His comments come after two horses had to be put down after falling in yesterday's enthralling race.
"There are risks and we all try to minimise them. No stone is left unturned," Nicholls, who turns 50 on Tuesday, told BBC Radio 5 live.
"There is always risk in sport. A lot of people have to grow up, and realise that it is life."
Nicholls had a National-winning horse for the first time as Neptune Collonges snatched victory by a nose from Sunnyhillboy with the final stride of the race.
The deaths, which mirror two fatalities in last year's race - one of which was Nicholls's own Ornais - are unfortunate consequences of the sport, says Nicholls.
He added: "We've got to be realistic about this. The horses have the best of everything they could have. They probably have better health care than we have.
"If people are going to continue to participate in sport, there is going to be both a human and animal risk.
"The worst thing you can do is to go too far. You make the fences smaller, they go faster and you get more fallers."

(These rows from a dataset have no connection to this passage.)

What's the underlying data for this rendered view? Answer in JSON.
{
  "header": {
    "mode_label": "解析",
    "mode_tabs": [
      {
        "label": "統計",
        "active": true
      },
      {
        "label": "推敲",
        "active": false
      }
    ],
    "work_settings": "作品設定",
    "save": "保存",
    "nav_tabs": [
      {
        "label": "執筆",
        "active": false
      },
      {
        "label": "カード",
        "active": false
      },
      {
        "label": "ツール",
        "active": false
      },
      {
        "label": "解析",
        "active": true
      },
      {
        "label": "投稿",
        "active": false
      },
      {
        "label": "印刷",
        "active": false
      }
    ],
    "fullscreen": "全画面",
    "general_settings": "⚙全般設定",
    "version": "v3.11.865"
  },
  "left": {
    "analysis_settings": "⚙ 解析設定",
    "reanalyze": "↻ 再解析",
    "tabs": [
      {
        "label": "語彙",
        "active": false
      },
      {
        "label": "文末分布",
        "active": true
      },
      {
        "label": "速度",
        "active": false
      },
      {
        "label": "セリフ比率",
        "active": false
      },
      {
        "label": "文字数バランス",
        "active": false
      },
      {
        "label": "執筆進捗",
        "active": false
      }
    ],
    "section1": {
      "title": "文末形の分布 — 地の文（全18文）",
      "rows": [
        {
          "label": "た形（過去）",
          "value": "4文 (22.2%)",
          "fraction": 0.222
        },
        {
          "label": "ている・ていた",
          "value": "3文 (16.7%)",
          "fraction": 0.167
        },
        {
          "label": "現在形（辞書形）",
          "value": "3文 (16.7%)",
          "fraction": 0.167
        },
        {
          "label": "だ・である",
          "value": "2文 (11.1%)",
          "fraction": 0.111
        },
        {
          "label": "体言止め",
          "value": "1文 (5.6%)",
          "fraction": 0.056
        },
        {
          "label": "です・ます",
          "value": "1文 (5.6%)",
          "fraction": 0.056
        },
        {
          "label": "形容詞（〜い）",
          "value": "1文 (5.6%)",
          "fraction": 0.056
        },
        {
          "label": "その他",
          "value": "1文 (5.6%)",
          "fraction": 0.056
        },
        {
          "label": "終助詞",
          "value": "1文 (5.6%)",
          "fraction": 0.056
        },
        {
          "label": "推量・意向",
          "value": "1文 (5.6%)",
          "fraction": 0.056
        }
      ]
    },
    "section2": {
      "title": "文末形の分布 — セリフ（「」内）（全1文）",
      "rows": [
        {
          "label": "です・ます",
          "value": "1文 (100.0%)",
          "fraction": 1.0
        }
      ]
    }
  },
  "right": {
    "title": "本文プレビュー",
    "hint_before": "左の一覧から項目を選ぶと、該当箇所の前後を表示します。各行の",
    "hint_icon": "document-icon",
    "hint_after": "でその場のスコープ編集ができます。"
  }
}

New safety measures had been introduced at this year's race but only 15 of the 40 runners crossed the line.